When conducting a Workplace Evaluation, one of our main objectives is to assist our client in identifying the strengths and weaknesses in management’s current implementation and governance of employee policies and job assignments. In addition, we can provide detailed insight into employee/employer relations, training, safety and health practices, and a myriad of other matters of concern.
The intent of this service is not necessarily to develop information or evidence to discipline or assist in prosecuting employees, temporary employees, contractors or vendors, but to offer management various strategic solutions to minimize legal exposure, safeguarding the workplace against disruptive activity, and gauging the effectiveness of management maximizing profitability and minimizing preventable problems.

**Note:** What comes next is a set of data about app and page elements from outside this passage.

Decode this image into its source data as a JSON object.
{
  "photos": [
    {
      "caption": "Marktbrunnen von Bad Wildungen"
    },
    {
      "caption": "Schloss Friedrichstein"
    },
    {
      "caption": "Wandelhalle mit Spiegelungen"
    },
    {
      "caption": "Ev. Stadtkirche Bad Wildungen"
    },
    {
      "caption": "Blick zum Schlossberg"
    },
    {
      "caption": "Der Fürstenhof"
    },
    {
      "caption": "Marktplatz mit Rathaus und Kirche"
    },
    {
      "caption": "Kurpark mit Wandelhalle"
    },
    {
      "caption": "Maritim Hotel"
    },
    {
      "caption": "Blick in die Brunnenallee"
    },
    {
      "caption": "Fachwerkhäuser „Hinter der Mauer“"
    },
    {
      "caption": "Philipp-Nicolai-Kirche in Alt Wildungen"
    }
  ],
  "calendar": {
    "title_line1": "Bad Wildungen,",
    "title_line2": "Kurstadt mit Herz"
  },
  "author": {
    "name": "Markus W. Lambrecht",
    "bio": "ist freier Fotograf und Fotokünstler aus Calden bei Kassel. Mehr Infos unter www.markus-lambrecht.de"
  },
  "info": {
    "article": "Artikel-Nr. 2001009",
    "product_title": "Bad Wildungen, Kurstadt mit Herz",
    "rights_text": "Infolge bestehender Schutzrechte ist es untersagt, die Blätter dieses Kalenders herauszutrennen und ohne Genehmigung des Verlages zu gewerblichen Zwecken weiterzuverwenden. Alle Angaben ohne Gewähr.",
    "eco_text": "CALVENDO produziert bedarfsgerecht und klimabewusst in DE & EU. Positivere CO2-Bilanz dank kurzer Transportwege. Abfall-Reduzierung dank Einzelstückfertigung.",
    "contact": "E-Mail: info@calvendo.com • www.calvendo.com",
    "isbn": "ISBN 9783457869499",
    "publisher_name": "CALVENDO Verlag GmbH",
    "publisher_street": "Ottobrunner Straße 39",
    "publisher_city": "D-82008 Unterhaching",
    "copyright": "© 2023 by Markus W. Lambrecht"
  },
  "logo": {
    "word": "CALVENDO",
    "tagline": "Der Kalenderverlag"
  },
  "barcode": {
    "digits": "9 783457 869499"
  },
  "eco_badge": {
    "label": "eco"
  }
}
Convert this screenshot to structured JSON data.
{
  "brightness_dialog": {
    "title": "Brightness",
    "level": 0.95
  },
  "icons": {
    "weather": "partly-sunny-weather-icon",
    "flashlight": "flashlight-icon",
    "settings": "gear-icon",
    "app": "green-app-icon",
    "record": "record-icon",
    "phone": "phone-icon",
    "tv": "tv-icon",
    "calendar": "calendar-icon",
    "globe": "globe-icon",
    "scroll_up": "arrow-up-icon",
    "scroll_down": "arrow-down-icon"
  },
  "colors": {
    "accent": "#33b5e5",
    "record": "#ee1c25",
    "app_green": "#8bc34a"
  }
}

A recent episode of Undercover Boss illustrates the unique benefits of conducting a Workplace Evaluation. This episode focused on “1-800-Flowers” and utilized the company’s Chief Operating Officer, Chris McCann as the undercover employee. Through the process of working alongside his employees, Mr. McCann realized that many of the hardest-working employees were being improperly utilized by their company.
Many employees went unrewarded for above-average work, leaving them little motivation to continue working hard. Other employees’ innovative ideas were being completely ignored, which discouraged them from bringing forward new ideas for better company products and productivity.
Mr. McCann immediately made sweeping changes at the company, adding employee incentives for meeting goals, and he even used one employee’s idea for a new flower bouquet, naming it after her and offering it for sale nationally.
This episode also served as a great example of why Workplace Evaluations are best left to professionals: Jim McCann, CEO and founder of 1-800-Flowers, was deemed too high-profile to work undercover, due to his appearances in television commercials for 1-800-Flowers. His brother Chris McCann, COO, instead, went undercover. Even still, there were risks associated with conducting their own internal investigation. Did they even stop to consider the potential danger he could have faced, had he stumbled upon an internal theft or drug operation?
For many reasons, we recommend our qualified, licensed and experienced Undercover Operatives, and not the owner of a business to conduct internal evaluations. This is especially true in smaller organizations, where it would be apparent to everyone that the President of the Company is “pretending” to be an entry-level employee.
A review of workplace demographics is also essential when selecting an undercover operative. For example, if the business is in a warehouse environment where 95% of the workforce is Spanish-speaking Hispanic males under the age of 35, a 60-year-old Caucasian male may “stick out” and would likely have a difficult time assimilating. Such an employee may be perceived as a “snitch” or “big brother”. To prevent that, we work with our clients to assess workforce demographics and to select an Operative best suited to “fit in” to obtain the most accurate picture of daily activities in a specific department or position.
Finally, our Operatives work without a camera crew hovering over them, recording their every movement and conversation. From our experience, a successfully Workplace Evaluation is one in which the Undercover Operative’s co-workers never knew that our agent was anything other than a regular employee.
The benefits of conducting a Workplace Evaluation
- Implementation of change and improvement of worker conditions
- Identifying legal vulnerabilities, such as health and safety risks
- Improving your bottom-line and revitalizing your company’s future
- Discovering potential problems that could negatively impact morale
- Obtaining otherwise indiscoverable actionable facts and data
- Analyzing information to proactively solve potential problems and improve the business
As Undercover Boss has demonstrated, there is currently a strong interest in proactive Workplace Evaluations. If you’re among the many employers far too busy running a business to star in a reality television show, consider the benefits of a Workplace Evaluation.
For more information call us at 800.810.9508 or email@example.com